The key questions are, therefore, whether the push for independence will end in success and, if not, whether there will be room for compromise. At present there is a stalemate, given the PP’s seeming total opposition to constitutional change. However, general elections will take place in only three months, and their outcome will be crucial. The Catalan question will loom large in these elections and one possible outcome is that Ciudadanos and the PP will be able to take advantage to present themselves as the defenders of national unity, achieving an absolute majority. Should this occur, there would surely follow a brutal confrontation with unforeseeable consequences. Catalan nationalism has in recent years come out of the closet, and its supporters have brazenly embraced the separatist flag, the estelada. For conservative Spaniards, this is tantamount to waving a red flag at a bull, with the Spanish Right maintaining a rather shrill and thin-skinned Spanish nationalist rhetoric.

But the PP has been hit by corruption scandals and weakened by the depth of the recession, and opinion polls indicate that, though it will be the largest party in the post-election parliament, it will fall short of an absolute majority, even if it aligns with Ciudadanos. The question then becomes whether the PSOE and Podemos (with the backing of Catalan and Basque nationalists) might form a coalition and negotiate some kind of compromise. When one looks at Catalan attitudes toward Spain, then room for such a compromise should exist. When asked in a recent questionnaire, only around 22% of Catalans affirmed that their identity was solely Catalan (25.6% stated that they were more Catalan than Spanish, and 42.1% that they were as Spanish as Catalan). That is to say, many Catalans are at present voting for independence for the pragmatic reasons, not because they fully reject Spanish identity. Key areas of discussion would be a better financial deal for Catalonia and a free hand for the Catalan autonomous government in the area of linguistic policy. In addition, the PSOE has mooted the possibility of basing the Spanish senate in Barcelona and turning it into a territorial chamber.

Yet serious obstacles would remain. In the first place, would important sectors of the separatist coalition be willing to draw back and do a deal? The key figure here is Artur Mas, a centrist politician who, until 2012, was not a separatist, but who has since this date has in effect led the separatist coalition. An about face would be difficult to pull off, though a possible escape route would be for him to argue, after negotiations, that he had achieved the stated goal of a “Catalan state,” albeit within a Spanish federation. But there is also the question of how much ground the state parties would be prepared to give. One important issue is that of national identity. A minimum demand for Catalan nationalists would be that Catalonia should be regarded as a nation, but according to the Spanish constitution, Spain is the nation and the leader of the PSOE, Pedro Sánchez, has so far only recognized Catalan “singularity” with the major Andalusian section of the party opposed to him going further. And supposing that an agreement was reached, Catalan nationalists would surely demand that it be put to the electorate alongside the option of total independence.

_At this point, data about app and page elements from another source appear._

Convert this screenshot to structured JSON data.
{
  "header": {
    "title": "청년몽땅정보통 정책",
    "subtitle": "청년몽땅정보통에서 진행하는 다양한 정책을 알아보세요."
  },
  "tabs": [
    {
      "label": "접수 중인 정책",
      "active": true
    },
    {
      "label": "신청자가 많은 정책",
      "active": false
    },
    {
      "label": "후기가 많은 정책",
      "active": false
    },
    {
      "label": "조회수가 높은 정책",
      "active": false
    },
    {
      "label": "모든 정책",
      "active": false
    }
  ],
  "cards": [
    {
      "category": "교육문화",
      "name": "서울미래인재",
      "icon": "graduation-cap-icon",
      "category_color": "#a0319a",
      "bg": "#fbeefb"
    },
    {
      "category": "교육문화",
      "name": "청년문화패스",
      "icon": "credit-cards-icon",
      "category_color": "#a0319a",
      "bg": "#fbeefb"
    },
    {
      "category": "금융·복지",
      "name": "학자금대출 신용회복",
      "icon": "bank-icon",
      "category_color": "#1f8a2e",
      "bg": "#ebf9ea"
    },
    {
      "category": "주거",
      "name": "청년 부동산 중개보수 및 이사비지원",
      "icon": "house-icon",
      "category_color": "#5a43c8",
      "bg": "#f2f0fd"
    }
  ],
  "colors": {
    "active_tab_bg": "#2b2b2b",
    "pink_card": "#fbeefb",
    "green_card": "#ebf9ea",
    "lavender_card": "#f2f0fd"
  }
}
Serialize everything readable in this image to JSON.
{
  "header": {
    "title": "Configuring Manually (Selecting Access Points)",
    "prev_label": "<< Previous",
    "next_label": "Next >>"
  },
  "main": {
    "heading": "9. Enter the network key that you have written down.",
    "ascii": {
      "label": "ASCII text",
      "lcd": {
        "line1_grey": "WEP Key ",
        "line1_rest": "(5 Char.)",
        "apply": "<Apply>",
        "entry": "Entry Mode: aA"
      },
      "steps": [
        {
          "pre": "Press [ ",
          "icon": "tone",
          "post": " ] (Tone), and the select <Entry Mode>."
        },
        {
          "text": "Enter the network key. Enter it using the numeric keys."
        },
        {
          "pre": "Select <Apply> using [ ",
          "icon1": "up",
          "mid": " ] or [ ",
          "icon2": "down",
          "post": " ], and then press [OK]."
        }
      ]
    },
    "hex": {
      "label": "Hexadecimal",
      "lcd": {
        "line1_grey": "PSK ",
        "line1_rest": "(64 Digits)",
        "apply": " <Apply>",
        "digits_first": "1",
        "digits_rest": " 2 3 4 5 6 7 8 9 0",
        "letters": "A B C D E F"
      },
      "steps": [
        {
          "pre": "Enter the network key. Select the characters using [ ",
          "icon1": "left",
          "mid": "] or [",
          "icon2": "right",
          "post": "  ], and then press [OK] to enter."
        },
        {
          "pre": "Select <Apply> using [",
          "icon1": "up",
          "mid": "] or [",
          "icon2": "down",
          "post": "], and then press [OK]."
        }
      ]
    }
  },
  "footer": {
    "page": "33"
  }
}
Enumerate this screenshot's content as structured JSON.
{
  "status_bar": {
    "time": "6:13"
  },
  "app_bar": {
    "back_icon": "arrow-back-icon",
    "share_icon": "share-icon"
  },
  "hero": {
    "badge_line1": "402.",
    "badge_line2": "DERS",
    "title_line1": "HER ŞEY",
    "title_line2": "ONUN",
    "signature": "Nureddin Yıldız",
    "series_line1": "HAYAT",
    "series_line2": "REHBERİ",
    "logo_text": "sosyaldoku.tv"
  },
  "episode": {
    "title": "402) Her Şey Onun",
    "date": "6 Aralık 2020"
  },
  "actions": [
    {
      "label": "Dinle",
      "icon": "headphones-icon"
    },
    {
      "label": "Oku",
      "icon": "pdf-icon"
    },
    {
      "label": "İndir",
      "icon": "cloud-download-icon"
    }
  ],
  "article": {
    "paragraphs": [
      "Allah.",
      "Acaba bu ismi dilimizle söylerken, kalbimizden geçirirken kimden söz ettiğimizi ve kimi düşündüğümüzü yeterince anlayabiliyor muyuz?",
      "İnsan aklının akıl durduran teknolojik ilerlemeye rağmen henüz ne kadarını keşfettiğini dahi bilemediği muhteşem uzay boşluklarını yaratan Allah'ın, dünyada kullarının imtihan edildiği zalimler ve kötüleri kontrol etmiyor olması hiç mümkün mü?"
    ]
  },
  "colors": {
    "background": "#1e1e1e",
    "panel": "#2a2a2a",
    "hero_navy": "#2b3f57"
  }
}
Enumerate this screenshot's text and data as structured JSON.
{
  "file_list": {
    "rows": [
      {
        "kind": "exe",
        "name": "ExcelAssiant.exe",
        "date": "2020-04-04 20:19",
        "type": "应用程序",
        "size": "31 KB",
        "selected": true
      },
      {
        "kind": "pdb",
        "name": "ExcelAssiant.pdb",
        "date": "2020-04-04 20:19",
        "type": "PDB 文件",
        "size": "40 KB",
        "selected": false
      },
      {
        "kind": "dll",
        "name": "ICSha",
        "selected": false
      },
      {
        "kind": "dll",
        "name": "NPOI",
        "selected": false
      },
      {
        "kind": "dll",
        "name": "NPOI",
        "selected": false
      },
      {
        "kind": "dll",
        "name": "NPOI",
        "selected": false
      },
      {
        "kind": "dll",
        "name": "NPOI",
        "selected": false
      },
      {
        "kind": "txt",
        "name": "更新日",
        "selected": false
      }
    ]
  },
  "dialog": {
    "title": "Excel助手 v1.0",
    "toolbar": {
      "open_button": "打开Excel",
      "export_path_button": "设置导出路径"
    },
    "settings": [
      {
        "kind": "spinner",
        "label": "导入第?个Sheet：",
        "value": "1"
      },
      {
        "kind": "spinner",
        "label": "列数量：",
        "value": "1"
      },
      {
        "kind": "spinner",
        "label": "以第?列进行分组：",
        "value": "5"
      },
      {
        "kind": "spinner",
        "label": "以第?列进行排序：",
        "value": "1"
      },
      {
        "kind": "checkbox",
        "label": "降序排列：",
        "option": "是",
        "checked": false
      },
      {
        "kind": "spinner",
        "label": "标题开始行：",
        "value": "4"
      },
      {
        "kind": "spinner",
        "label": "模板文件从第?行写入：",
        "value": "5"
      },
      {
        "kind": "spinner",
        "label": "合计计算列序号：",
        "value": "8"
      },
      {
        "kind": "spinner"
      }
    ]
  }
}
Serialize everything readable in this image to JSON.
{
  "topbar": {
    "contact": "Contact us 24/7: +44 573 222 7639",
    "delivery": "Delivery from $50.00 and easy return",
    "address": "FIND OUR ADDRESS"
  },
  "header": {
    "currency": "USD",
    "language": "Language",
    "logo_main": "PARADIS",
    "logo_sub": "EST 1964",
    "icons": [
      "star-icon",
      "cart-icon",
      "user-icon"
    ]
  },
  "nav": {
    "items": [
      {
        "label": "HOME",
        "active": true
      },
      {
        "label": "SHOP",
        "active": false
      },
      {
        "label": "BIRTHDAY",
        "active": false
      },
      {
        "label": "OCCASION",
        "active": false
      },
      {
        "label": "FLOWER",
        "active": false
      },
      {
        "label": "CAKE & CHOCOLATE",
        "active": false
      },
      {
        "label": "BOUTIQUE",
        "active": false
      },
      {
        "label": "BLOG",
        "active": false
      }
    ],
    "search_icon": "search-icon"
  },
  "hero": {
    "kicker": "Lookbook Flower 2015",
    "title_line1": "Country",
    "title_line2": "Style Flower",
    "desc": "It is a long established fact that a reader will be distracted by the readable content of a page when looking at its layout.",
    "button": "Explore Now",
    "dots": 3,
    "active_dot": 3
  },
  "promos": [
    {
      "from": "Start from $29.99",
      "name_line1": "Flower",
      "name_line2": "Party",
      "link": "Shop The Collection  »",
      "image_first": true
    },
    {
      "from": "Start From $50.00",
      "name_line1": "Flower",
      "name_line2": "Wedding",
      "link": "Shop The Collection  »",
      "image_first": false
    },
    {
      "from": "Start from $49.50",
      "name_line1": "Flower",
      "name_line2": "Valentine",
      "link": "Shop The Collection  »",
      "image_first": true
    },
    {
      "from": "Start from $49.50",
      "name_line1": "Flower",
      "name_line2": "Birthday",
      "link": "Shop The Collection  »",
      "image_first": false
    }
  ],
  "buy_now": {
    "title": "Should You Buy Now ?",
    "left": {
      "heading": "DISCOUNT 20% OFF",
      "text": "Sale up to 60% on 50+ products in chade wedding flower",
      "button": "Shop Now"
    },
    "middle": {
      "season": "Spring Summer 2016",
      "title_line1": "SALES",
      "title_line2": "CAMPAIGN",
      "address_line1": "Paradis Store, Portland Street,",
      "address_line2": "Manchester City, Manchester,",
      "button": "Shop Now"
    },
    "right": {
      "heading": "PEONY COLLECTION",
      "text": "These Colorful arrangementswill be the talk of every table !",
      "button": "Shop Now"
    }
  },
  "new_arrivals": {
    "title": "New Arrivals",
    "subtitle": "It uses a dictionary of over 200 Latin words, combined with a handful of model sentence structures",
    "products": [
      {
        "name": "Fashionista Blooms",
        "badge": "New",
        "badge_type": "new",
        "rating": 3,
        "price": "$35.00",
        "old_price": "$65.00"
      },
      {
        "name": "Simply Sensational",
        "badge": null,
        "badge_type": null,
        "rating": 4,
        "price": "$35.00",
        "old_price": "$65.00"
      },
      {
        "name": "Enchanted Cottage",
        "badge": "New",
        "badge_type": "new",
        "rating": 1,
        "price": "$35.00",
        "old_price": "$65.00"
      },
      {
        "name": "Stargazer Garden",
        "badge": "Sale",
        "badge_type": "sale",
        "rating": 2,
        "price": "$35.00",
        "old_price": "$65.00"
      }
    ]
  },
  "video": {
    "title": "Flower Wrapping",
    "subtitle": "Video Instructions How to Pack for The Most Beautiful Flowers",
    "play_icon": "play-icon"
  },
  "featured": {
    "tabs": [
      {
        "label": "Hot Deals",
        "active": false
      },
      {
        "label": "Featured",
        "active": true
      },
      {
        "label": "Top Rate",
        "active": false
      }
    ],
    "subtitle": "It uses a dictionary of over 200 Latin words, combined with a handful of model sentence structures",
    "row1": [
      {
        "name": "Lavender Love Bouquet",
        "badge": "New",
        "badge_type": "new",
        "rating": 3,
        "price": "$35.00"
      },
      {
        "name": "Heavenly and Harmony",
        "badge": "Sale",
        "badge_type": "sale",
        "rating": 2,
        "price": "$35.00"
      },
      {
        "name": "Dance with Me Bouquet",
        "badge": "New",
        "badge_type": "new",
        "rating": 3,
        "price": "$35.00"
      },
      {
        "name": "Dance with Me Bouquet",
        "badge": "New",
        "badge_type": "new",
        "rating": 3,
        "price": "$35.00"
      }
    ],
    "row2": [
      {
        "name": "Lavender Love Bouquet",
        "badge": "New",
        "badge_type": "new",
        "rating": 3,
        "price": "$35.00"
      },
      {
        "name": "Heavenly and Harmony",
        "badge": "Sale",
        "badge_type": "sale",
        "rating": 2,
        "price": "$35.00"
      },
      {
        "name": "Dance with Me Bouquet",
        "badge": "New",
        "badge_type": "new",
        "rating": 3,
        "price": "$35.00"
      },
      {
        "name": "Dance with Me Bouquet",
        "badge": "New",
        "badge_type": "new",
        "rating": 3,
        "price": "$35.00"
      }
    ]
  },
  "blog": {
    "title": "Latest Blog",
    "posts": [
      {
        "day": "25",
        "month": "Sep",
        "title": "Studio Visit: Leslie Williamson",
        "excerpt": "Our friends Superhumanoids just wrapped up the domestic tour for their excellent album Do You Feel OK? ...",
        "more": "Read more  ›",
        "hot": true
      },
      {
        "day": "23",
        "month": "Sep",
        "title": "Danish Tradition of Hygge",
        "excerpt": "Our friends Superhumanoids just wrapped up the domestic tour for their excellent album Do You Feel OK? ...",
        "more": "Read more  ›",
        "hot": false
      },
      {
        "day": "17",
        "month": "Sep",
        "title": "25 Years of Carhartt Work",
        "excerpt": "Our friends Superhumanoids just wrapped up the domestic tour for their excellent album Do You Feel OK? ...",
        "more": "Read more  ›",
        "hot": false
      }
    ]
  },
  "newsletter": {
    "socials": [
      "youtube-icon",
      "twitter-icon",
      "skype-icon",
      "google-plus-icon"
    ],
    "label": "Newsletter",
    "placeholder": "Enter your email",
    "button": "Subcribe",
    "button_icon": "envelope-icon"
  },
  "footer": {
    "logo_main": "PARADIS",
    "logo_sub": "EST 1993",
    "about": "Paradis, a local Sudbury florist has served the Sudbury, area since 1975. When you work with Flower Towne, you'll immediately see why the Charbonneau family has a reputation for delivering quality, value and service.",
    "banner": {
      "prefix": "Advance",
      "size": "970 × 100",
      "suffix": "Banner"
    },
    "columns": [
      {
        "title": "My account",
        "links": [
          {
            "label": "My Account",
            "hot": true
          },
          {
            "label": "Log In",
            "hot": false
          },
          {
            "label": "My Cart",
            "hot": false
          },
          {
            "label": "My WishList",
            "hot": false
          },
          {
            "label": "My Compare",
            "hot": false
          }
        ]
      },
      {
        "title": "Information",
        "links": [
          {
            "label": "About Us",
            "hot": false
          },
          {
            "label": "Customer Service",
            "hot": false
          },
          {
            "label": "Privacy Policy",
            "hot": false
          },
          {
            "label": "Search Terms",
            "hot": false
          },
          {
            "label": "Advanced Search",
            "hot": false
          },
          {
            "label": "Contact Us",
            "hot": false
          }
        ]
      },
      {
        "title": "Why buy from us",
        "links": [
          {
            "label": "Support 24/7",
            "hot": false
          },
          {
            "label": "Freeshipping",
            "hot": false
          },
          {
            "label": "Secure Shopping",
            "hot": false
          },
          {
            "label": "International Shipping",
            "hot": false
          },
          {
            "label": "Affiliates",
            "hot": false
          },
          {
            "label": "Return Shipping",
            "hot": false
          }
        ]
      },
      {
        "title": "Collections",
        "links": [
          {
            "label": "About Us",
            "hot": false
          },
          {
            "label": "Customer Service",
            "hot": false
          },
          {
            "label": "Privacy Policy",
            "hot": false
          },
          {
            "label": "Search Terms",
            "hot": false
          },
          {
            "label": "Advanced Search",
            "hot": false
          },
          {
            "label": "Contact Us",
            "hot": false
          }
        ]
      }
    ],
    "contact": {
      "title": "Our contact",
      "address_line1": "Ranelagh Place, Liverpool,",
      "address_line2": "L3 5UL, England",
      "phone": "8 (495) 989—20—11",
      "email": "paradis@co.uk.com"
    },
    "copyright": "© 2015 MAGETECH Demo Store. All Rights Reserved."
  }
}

In short, the outlook is uncertain, to say the least. Since the mid-1990s, the political climate in Spain has deteriorated. Political debate has become more heated, grave accusations and counter-accusations have been freely aired, and even common courtesy has not been maintained. Now is the time to draw back and act responsibly. This requires Spanish politicians to propose major reforms to the constitution (perhaps even think the unthinkable and accept that a referendum of Catalan independence is needed and that if the majority of Catalans do want independence then this should be respected). But the fact that there is important opposition to total independence in Catalonia also means that Catalan nationalists should be prepared, if possible, to consider the alternative route of constitutional reform.